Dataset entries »
____
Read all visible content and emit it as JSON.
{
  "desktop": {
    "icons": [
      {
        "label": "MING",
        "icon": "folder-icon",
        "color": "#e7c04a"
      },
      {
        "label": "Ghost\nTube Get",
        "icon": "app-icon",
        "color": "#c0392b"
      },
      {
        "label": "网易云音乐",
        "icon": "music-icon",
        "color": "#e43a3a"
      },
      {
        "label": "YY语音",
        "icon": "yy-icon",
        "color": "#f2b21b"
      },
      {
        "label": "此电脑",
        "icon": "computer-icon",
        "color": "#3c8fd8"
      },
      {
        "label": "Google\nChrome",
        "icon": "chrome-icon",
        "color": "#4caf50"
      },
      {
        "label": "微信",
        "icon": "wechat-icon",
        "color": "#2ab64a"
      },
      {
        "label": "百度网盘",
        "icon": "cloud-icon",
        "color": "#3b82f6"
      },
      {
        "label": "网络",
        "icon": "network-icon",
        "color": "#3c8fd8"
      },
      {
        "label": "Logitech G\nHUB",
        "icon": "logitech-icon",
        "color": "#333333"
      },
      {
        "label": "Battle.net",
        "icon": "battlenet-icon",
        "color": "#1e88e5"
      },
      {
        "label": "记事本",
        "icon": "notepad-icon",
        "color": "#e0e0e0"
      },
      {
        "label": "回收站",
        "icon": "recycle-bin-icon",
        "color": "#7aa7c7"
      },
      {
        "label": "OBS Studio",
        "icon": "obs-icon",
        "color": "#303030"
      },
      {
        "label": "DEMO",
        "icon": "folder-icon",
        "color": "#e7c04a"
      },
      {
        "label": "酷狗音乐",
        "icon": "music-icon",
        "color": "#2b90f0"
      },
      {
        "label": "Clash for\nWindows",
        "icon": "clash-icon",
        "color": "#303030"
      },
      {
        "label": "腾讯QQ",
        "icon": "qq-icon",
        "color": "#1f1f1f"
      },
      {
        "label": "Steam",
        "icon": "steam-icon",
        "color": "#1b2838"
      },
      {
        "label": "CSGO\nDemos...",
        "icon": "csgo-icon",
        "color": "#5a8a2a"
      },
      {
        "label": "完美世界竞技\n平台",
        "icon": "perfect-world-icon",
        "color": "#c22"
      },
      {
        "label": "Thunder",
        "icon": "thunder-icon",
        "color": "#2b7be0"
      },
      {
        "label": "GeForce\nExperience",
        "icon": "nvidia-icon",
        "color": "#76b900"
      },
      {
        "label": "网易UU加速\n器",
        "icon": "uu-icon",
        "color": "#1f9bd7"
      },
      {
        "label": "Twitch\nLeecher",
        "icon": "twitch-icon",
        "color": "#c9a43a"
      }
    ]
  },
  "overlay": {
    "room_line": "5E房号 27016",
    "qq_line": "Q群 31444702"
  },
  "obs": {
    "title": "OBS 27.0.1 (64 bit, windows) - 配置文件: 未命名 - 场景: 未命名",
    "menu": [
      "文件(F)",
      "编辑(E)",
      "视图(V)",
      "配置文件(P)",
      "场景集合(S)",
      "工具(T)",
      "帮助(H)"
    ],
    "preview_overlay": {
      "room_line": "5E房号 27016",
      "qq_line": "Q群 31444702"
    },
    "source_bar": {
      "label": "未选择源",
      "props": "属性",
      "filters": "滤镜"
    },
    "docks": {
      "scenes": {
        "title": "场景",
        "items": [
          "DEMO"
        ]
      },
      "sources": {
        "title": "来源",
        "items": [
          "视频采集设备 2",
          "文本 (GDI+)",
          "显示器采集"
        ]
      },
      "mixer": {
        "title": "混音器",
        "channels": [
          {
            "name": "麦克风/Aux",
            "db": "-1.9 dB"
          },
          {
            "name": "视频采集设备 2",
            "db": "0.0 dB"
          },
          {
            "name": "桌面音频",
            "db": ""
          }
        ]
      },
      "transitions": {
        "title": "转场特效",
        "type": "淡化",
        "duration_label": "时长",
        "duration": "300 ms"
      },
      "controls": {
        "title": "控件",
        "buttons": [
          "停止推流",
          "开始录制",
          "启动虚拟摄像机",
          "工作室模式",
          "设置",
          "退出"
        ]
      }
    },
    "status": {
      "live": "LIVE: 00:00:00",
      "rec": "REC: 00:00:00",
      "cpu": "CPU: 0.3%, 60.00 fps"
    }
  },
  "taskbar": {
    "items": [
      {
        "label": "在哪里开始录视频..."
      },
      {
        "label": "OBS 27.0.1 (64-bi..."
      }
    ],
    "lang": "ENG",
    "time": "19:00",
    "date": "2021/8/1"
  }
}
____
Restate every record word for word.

Response for this exercise »
Read all visible content and emit it as JSON.
{
  "desktop": {
    "icons": [
      {
        "label": "MING",
        "icon": "folder-icon",
        "color": "#e7c04a"
      },
      {
        "label": "Ghost\nTube Get",
        "icon": "app-icon",
        "color": "#c0392b"
      },
      {
        "label": "网易云音乐",
        "icon": "music-icon",
        "color": "#e43a3a"
      },
      {
        "label": "YY语音",
        "icon": "yy-icon",
        "color": "#f2b21b"
      },
      {
        "label": "此电脑",
        "icon": "computer-icon",
        "color": "#3c8fd8"
      },
      {
        "label": "Google\nChrome",
        "icon": "chrome-icon",
        "color": "#4caf50"
      },
      {
        "label": "微信",
        "icon": "wechat-icon",
        "color": "#2ab64a"
      },
      {
        "label": "百度网盘",
        "icon": "cloud-icon",
        "color": "#3b82f6"
      },
      {
        "label": "网络",
        "icon": "network-icon",
        "color": "#3c8fd8"
      },
      {
        "label": "Logitech G\nHUB",
        "icon": "logitech-icon",
        "color": "#333333"
      },
      {
        "label": "Battle.net",
        "icon": "battlenet-icon",
        "color": "#1e88e5"
      },
      {
        "label": "记事本",
        "icon": "notepad-icon",
        "color": "#e0e0e0"
      },
      {
        "label": "回收站",
        "icon": "recycle-bin-icon",
        "color": "#7aa7c7"
      },
      {
        "label": "OBS Studio",
        "icon": "obs-icon",
        "color": "#303030"
      },
      {
        "label": "DEMO",
        "icon": "folder-icon",
        "color": "#e7c04a"
      },
      {
        "label": "酷狗音乐",
        "icon": "music-icon",
        "color": "#2b90f0"
      },
      {
        "label": "Clash for\nWindows",
        "icon": "clash-icon",
        "color": "#303030"
      },
      {
        "label": "腾讯QQ",
        "icon": "qq-icon",
        "color": "#1f1f1f"
      },
      {
        "label": "Steam",
        "icon": "steam-icon",
        "color": "#1b2838"
      },
      {
        "label": "CSGO\nDemos...",
        "icon": "csgo-icon",
        "color": "#5a8a2a"
      },
      {
        "label": "完美世界竞技\n平台",
        "icon": "perfect-world-icon",
        "color": "#c22"
      },
      {
        "label": "Thunder",
        "icon": "thunder-icon",
        "color": "#2b7be0"
      },
      {
        "label": "GeForce\nExperience",
        "icon": "nvidia-icon",
        "color": "#76b900"
      },
      {
        "label": "网易UU加速\n器",
        "icon": "uu-icon",
        "color": "#1f9bd7"
      },
      {
        "label": "Twitch\nLeecher",
        "icon": "twitch-icon",
        "color": "#c9a43a"
      }
    ]
  },
  "overlay": {
    "room_line": "5E房号 27016",
    "qq_line": "Q群 31444702"
  },
  "obs": {
    "title": "OBS 27.0.1 (64 bit, windows) - 配置文件: 未命名 - 场景: 未命名",
    "menu": [
      "文件(F)",
      "编辑(E)",
      "视图(V)",
      "配置文件(P)",
      "场景集合(S)",
      "工具(T)",
      "帮助(H)"
    ],
    "preview_overlay": {
      "room_line": "5E房号 27016",
      "qq_line": "Q群 31444702"
    },
    "source_bar": {
      "label": "未选择源",
      "props": "属性",
      "filters": "滤镜"
    },
    "docks": {
      "scenes": {
        "title": "场景",
        "items": [
          "DEMO"
        ]
      },
      "sources": {
        "title": "来源",
        "items": [
          "视频采集设备 2",
          "文本 (GDI+)",
          "显示器采集"
        ]
      },
      "mixer": {
        "title": "混音器",
        "channels": [
          {
            "name": "麦克风/Aux",
            "db": "-1.9 dB"
          },
          {
            "name": "视频采集设备 2",
            "db": "0.0 dB"
          },
          {
            "name": "桌面音频",
            "db": ""
          }
        ]
      },
      "transitions": {
        "title": "转场特效",
        "type": "淡化",
        "duration_label": "时长",
        "duration": "300 ms"
      },
      "controls": {
        "title": "控件",
        "buttons": [
          "停止推流",
          "开始录制",
          "启动虚拟摄像机",
          "工作室模式",
          "设置",
          "退出"
        ]
      }
    },
    "status": {
      "live": "LIVE: 00:00:00",
      "rec": "REC: 00:00:00",
      "cpu": "CPU: 0.3%, 60.00 fps"
    }
  },
  "taskbar": {
    "items": [
      {
        "label": "在哪里开始录视频..."
      },
      {
        "label": "OBS 27.0.1 (64-bi..."
      }
    ],
    "lang": "ENG",
    "time": "19:00",
    "date": "2021/8/1"
  }
}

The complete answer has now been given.